_EXERCISE INSTRUCTIONS_:
Provide only the number of lines in the records where "Август" appears.

_ENTRIES PROVIDED_:
----------
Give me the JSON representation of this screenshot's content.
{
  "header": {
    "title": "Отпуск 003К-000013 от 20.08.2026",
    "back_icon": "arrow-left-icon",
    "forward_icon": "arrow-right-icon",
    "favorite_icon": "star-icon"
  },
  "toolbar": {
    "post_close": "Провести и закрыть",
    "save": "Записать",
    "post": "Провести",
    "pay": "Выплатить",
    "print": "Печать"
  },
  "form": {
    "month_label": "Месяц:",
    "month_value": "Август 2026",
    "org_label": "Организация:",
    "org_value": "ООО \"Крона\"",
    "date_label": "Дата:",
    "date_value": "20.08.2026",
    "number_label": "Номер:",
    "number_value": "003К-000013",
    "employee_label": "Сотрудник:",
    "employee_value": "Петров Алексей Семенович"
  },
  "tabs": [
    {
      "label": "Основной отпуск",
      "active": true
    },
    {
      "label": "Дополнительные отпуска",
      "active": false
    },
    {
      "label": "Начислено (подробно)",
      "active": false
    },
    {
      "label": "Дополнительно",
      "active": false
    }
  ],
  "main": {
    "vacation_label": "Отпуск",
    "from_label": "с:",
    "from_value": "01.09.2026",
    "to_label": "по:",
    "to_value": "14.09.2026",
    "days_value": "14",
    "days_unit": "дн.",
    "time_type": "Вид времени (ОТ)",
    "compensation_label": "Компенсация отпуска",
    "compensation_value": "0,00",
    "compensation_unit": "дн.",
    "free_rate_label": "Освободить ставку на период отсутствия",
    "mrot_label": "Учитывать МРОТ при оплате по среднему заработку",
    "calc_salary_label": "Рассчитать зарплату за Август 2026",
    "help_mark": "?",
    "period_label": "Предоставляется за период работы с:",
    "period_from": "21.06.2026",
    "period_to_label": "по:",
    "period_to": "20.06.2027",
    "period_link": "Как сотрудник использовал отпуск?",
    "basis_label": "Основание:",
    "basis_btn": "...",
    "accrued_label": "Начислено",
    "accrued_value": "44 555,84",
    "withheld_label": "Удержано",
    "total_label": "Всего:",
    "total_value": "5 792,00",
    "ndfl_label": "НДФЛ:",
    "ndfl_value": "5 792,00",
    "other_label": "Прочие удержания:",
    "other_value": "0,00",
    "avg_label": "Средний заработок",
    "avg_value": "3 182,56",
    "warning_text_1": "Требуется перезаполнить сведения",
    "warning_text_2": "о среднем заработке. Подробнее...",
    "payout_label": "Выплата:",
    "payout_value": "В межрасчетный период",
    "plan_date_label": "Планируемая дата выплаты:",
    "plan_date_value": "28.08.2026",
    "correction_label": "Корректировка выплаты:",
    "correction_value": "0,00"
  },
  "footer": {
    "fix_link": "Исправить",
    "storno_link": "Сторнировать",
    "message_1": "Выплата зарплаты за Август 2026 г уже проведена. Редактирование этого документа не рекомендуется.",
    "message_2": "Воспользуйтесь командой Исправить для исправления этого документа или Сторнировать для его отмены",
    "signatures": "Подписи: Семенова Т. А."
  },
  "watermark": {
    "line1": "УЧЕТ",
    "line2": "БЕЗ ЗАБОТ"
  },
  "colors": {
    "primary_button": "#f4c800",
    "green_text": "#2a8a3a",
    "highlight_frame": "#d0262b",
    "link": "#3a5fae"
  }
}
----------
_THE COMPLETED TASK_:
3